Jeffrey Bowman of the history department has won the 2004 Premio del Rey Prize from the American Historical Association for his book Shifting Landmarks: Property, Proof, and Dispute in Catalonia Around the Year 1000. The prize is awarded biennially for the best book written on medieval Spanish history and culture. Bowman, an associate professor who has taught at the College since 1997, currently holds the John B. McCoy-Bank One Distinguished Teaching Professorship.
Published by Cornell University Press, Shifting Landmarks offers insights into medieval European society, power, and law by closely examining the records of property disputes during a period when no single law code was accepted as authoritative. The "landmarks" of the title refer not only to actual markers on the land but also to shifting legal conceptions, including the concept of proof and the definition of property itself.
In discussing the disputes, Bowman sketches portraits of judges, nobles, abbots, and families, so that the book provides pictures of daily life as well as analyses of social, political, and intellectual trends.

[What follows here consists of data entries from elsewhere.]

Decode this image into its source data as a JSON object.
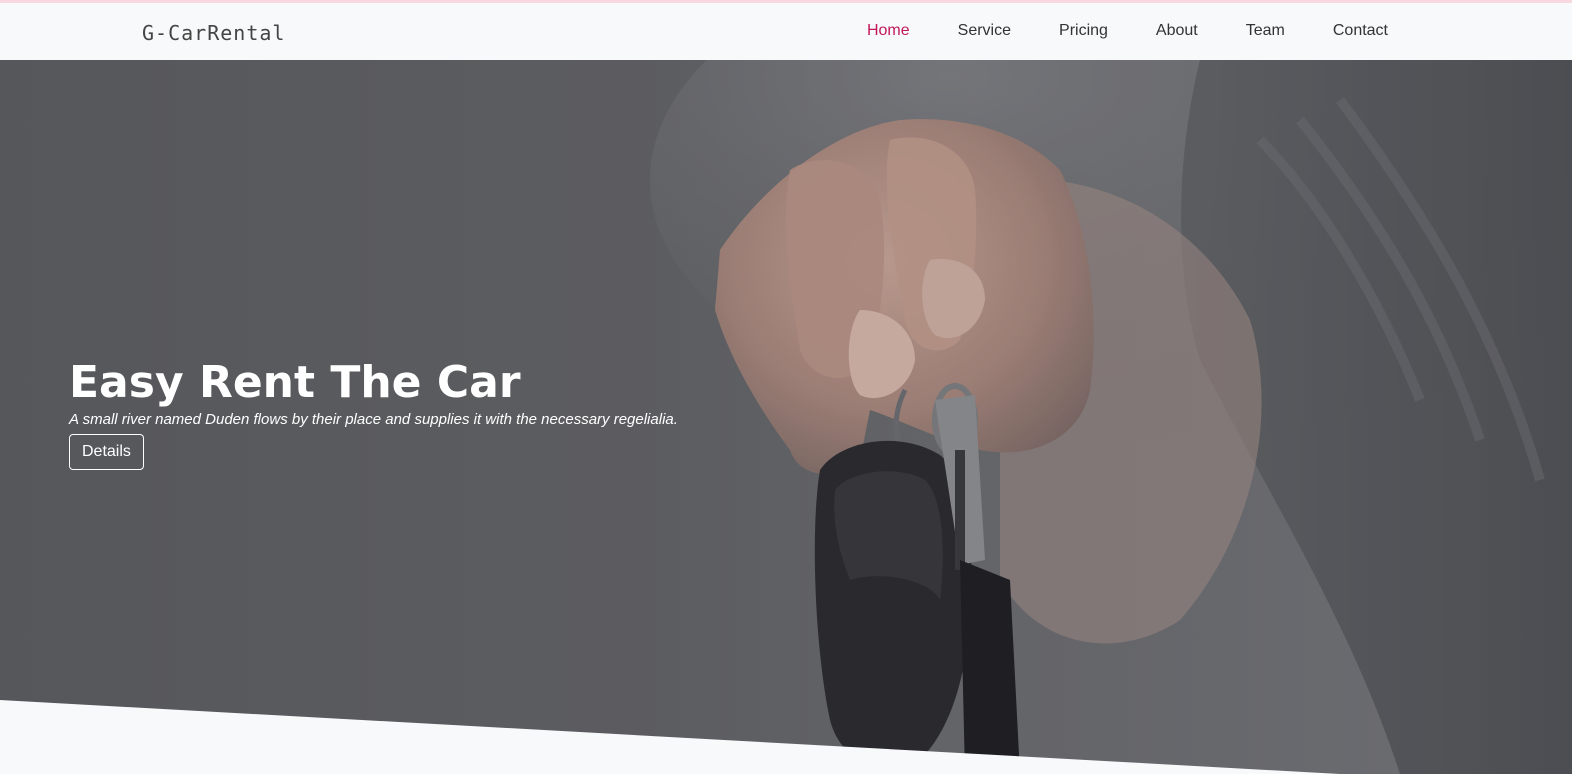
{
  "brand": {
    "name": "G-CarRental"
  },
  "nav": {
    "items": [
      {
        "label": "Home",
        "active": true
      },
      {
        "label": "Service",
        "active": false
      },
      {
        "label": "Pricing",
        "active": false
      },
      {
        "label": "About",
        "active": false
      },
      {
        "label": "Team",
        "active": false
      },
      {
        "label": "Contact",
        "active": false
      }
    ]
  },
  "hero": {
    "title": "Easy Rent The Car",
    "subtitle": "A small river named Duden flows by their place and supplies it with the necessary regelialia.",
    "button_label": "Details",
    "image": "hand-holding-car-key"
  },
  "colors": {
    "accent": "#c2185b",
    "navbar_bg": "#f8f9fa",
    "top_line": "#f7d9df",
    "hero_text": "#ffffff"
  }
}
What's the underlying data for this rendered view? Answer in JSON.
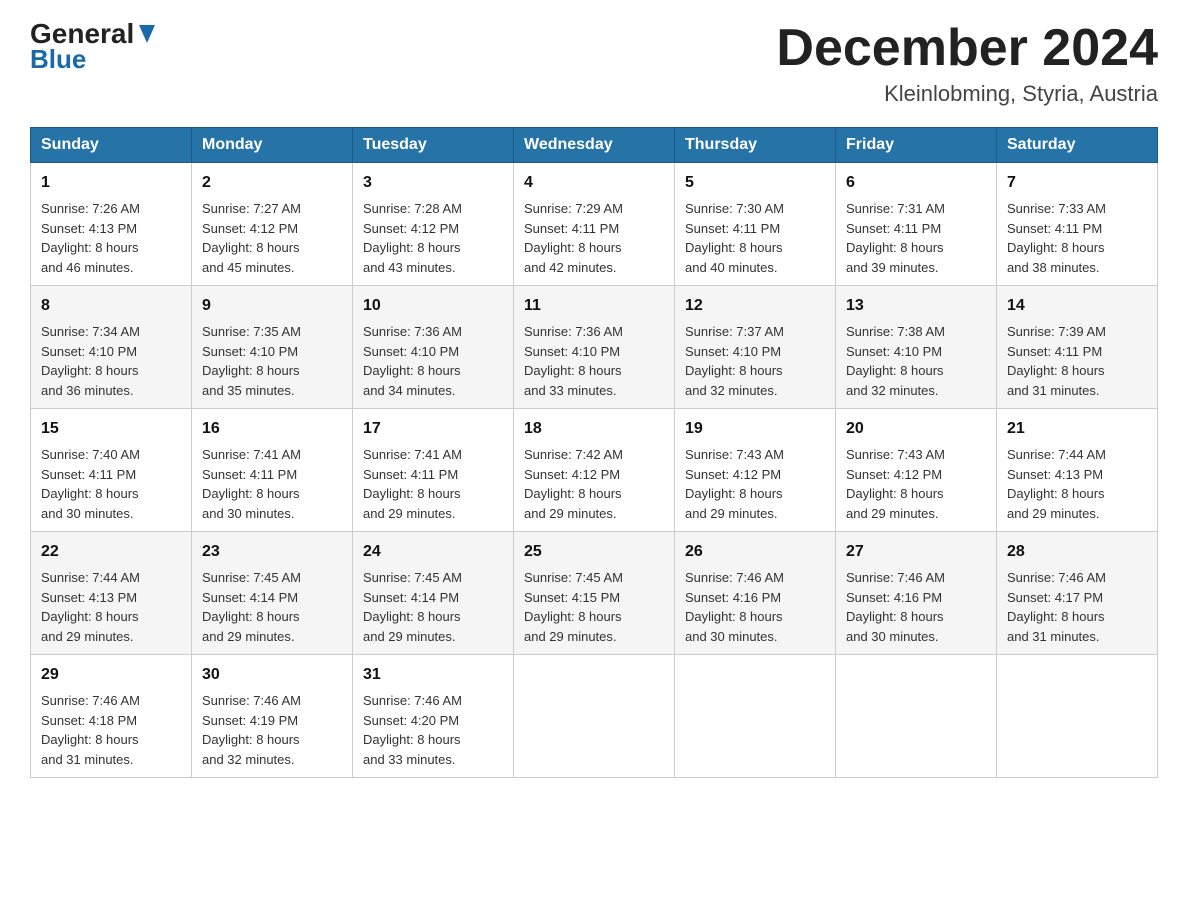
{
  "header": {
    "month_title": "December 2024",
    "location": "Kleinlobming, Styria, Austria",
    "logo_general": "General",
    "logo_blue": "Blue"
  },
  "days_of_week": [
    "Sunday",
    "Monday",
    "Tuesday",
    "Wednesday",
    "Thursday",
    "Friday",
    "Saturday"
  ],
  "weeks": [
    [
      {
        "num": "1",
        "sunrise": "7:26 AM",
        "sunset": "4:13 PM",
        "daylight": "8 hours and 46 minutes."
      },
      {
        "num": "2",
        "sunrise": "7:27 AM",
        "sunset": "4:12 PM",
        "daylight": "8 hours and 45 minutes."
      },
      {
        "num": "3",
        "sunrise": "7:28 AM",
        "sunset": "4:12 PM",
        "daylight": "8 hours and 43 minutes."
      },
      {
        "num": "4",
        "sunrise": "7:29 AM",
        "sunset": "4:11 PM",
        "daylight": "8 hours and 42 minutes."
      },
      {
        "num": "5",
        "sunrise": "7:30 AM",
        "sunset": "4:11 PM",
        "daylight": "8 hours and 40 minutes."
      },
      {
        "num": "6",
        "sunrise": "7:31 AM",
        "sunset": "4:11 PM",
        "daylight": "8 hours and 39 minutes."
      },
      {
        "num": "7",
        "sunrise": "7:33 AM",
        "sunset": "4:11 PM",
        "daylight": "8 hours and 38 minutes."
      }
    ],
    [
      {
        "num": "8",
        "sunrise": "7:34 AM",
        "sunset": "4:10 PM",
        "daylight": "8 hours and 36 minutes."
      },
      {
        "num": "9",
        "sunrise": "7:35 AM",
        "sunset": "4:10 PM",
        "daylight": "8 hours and 35 minutes."
      },
      {
        "num": "10",
        "sunrise": "7:36 AM",
        "sunset": "4:10 PM",
        "daylight": "8 hours and 34 minutes."
      },
      {
        "num": "11",
        "sunrise": "7:36 AM",
        "sunset": "4:10 PM",
        "daylight": "8 hours and 33 minutes."
      },
      {
        "num": "12",
        "sunrise": "7:37 AM",
        "sunset": "4:10 PM",
        "daylight": "8 hours and 32 minutes."
      },
      {
        "num": "13",
        "sunrise": "7:38 AM",
        "sunset": "4:10 PM",
        "daylight": "8 hours and 32 minutes."
      },
      {
        "num": "14",
        "sunrise": "7:39 AM",
        "sunset": "4:11 PM",
        "daylight": "8 hours and 31 minutes."
      }
    ],
    [
      {
        "num": "15",
        "sunrise": "7:40 AM",
        "sunset": "4:11 PM",
        "daylight": "8 hours and 30 minutes."
      },
      {
        "num": "16",
        "sunrise": "7:41 AM",
        "sunset": "4:11 PM",
        "daylight": "8 hours and 30 minutes."
      },
      {
        "num": "17",
        "sunrise": "7:41 AM",
        "sunset": "4:11 PM",
        "daylight": "8 hours and 29 minutes."
      },
      {
        "num": "18",
        "sunrise": "7:42 AM",
        "sunset": "4:12 PM",
        "daylight": "8 hours and 29 minutes."
      },
      {
        "num": "19",
        "sunrise": "7:43 AM",
        "sunset": "4:12 PM",
        "daylight": "8 hours and 29 minutes."
      },
      {
        "num": "20",
        "sunrise": "7:43 AM",
        "sunset": "4:12 PM",
        "daylight": "8 hours and 29 minutes."
      },
      {
        "num": "21",
        "sunrise": "7:44 AM",
        "sunset": "4:13 PM",
        "daylight": "8 hours and 29 minutes."
      }
    ],
    [
      {
        "num": "22",
        "sunrise": "7:44 AM",
        "sunset": "4:13 PM",
        "daylight": "8 hours and 29 minutes."
      },
      {
        "num": "23",
        "sunrise": "7:45 AM",
        "sunset": "4:14 PM",
        "daylight": "8 hours and 29 minutes."
      },
      {
        "num": "24",
        "sunrise": "7:45 AM",
        "sunset": "4:14 PM",
        "daylight": "8 hours and 29 minutes."
      },
      {
        "num": "25",
        "sunrise": "7:45 AM",
        "sunset": "4:15 PM",
        "daylight": "8 hours and 29 minutes."
      },
      {
        "num": "26",
        "sunrise": "7:46 AM",
        "sunset": "4:16 PM",
        "daylight": "8 hours and 30 minutes."
      },
      {
        "num": "27",
        "sunrise": "7:46 AM",
        "sunset": "4:16 PM",
        "daylight": "8 hours and 30 minutes."
      },
      {
        "num": "28",
        "sunrise": "7:46 AM",
        "sunset": "4:17 PM",
        "daylight": "8 hours and 31 minutes."
      }
    ],
    [
      {
        "num": "29",
        "sunrise": "7:46 AM",
        "sunset": "4:18 PM",
        "daylight": "8 hours and 31 minutes."
      },
      {
        "num": "30",
        "sunrise": "7:46 AM",
        "sunset": "4:19 PM",
        "daylight": "8 hours and 32 minutes."
      },
      {
        "num": "31",
        "sunrise": "7:46 AM",
        "sunset": "4:20 PM",
        "daylight": "8 hours and 33 minutes."
      },
      null,
      null,
      null,
      null
    ]
  ],
  "labels": {
    "sunrise": "Sunrise:",
    "sunset": "Sunset:",
    "daylight": "Daylight:"
  }
}
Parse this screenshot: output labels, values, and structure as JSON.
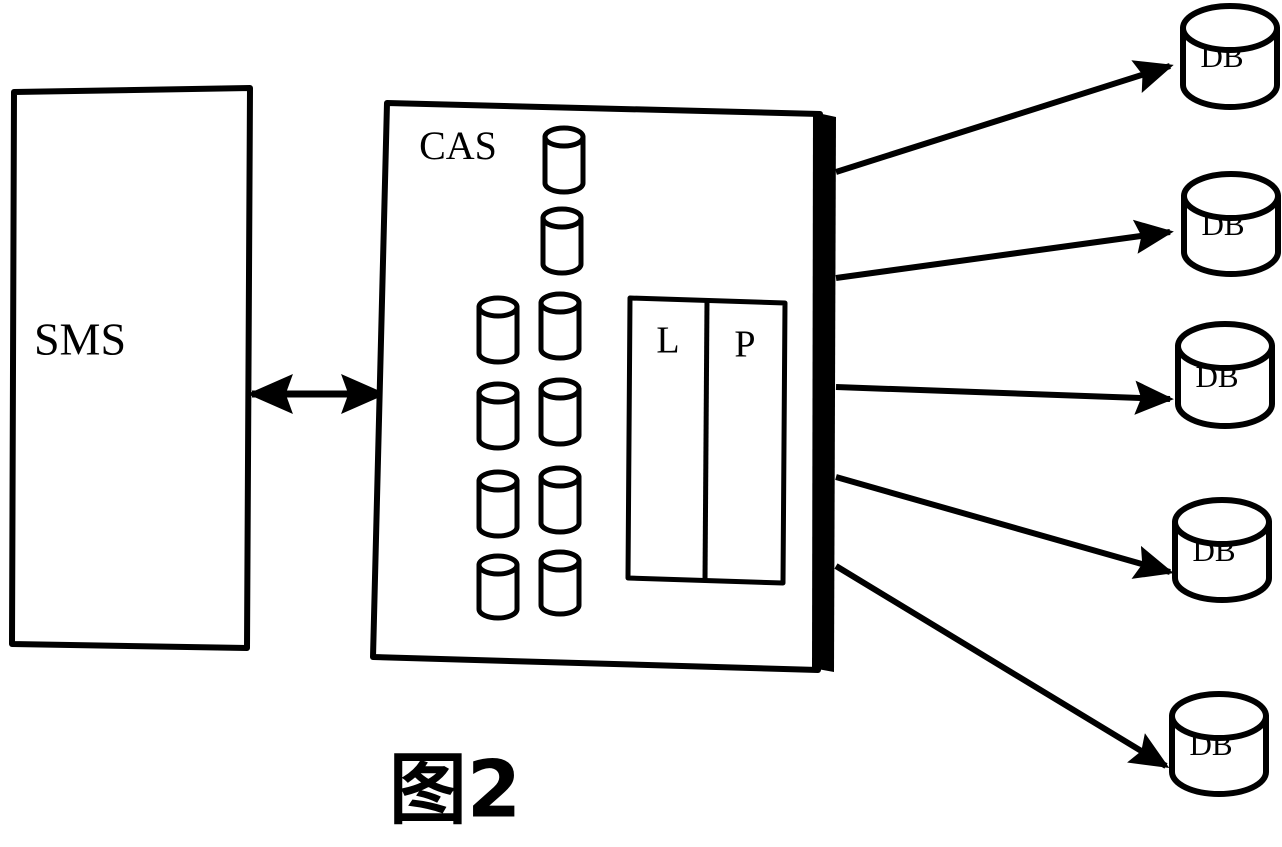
{
  "figure": {
    "caption": "图2",
    "type": "system-architecture-diagram"
  },
  "nodes": {
    "sms": {
      "label": "SMS",
      "shape": "rectangle"
    },
    "cas": {
      "label": "CAS",
      "shape": "rectangle-with-thick-right-edge",
      "internal_cylinder_count": 10,
      "table": {
        "columns": [
          {
            "label": "L"
          },
          {
            "label": "P"
          }
        ]
      }
    },
    "databases": [
      {
        "label": "DB"
      },
      {
        "label": "DB"
      },
      {
        "label": "DB"
      },
      {
        "label": "DB"
      },
      {
        "label": "DB"
      }
    ]
  },
  "connections": {
    "sms_cas": {
      "direction": "bidirectional",
      "from": "SMS",
      "to": "CAS"
    },
    "cas_db": {
      "direction": "unidirectional",
      "from": "CAS",
      "to": "DB",
      "count": 5
    }
  },
  "colors": {
    "stroke": "#000000",
    "fill": "#ffffff",
    "bar": "#000000"
  }
}
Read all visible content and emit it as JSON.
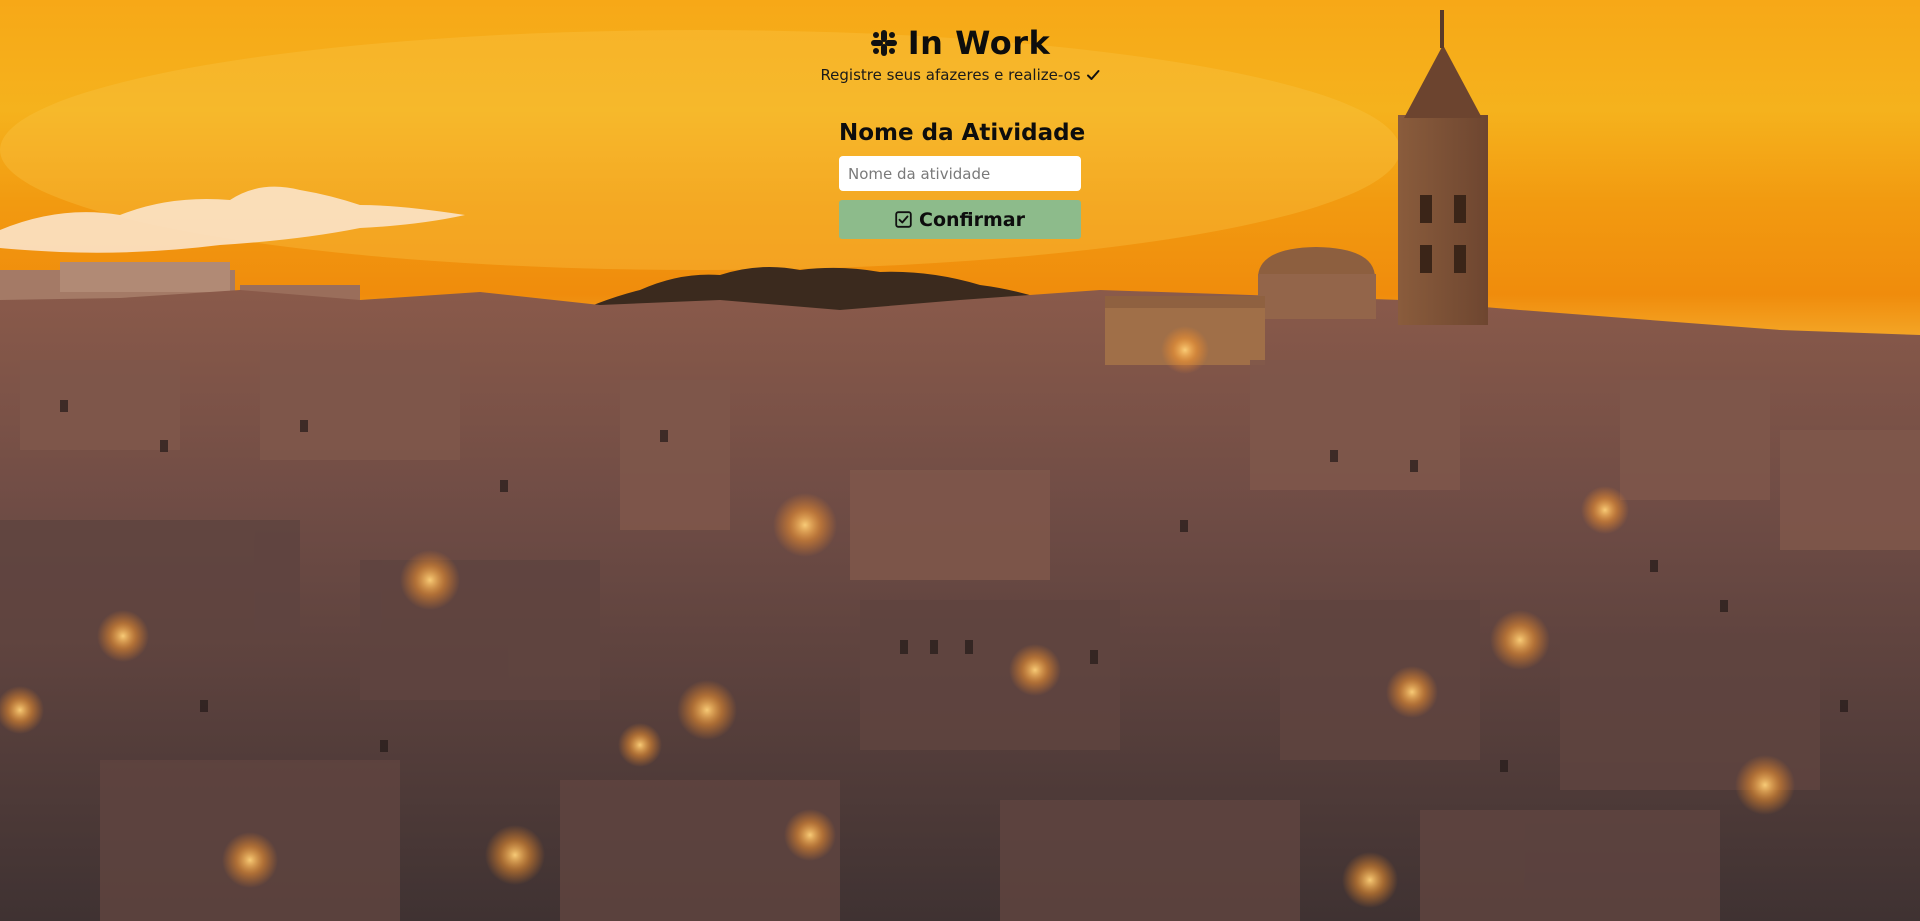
{
  "app": {
    "title": "In Work",
    "tagline": "Registre seus afazeres e realize-os",
    "brand_icon": "slack-hash-icon"
  },
  "form": {
    "label": "Nome da Atividade",
    "input_value": "",
    "input_placeholder": "Nome da atividade",
    "confirm_label": "Confirmar",
    "confirm_icon": "check-square-icon"
  },
  "colors": {
    "sky": "#f2a51a",
    "button": "#8dbb8b",
    "input_bg": "#ffffff",
    "text": "#0d0d0d"
  }
}
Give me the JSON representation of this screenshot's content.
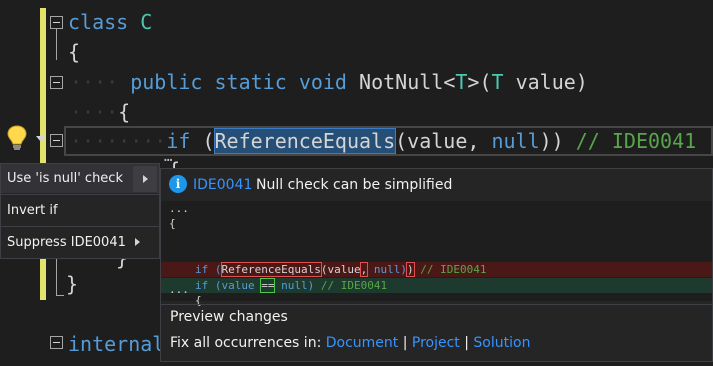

Bowman, who is codirecting the Kenyon-Exeter Program in England this year, teaches courses related to Europe and the Mediterranean between 300 and 1500, the history of Spain and Portugal, medieval travel narratives, and food in the premodern world. His research interests lie in three areas: Iberia and the Mediterranean from late antiquity to around the year 1200; law and conflict in the premodern world; and sanctity, hagiography, and the cult of saints.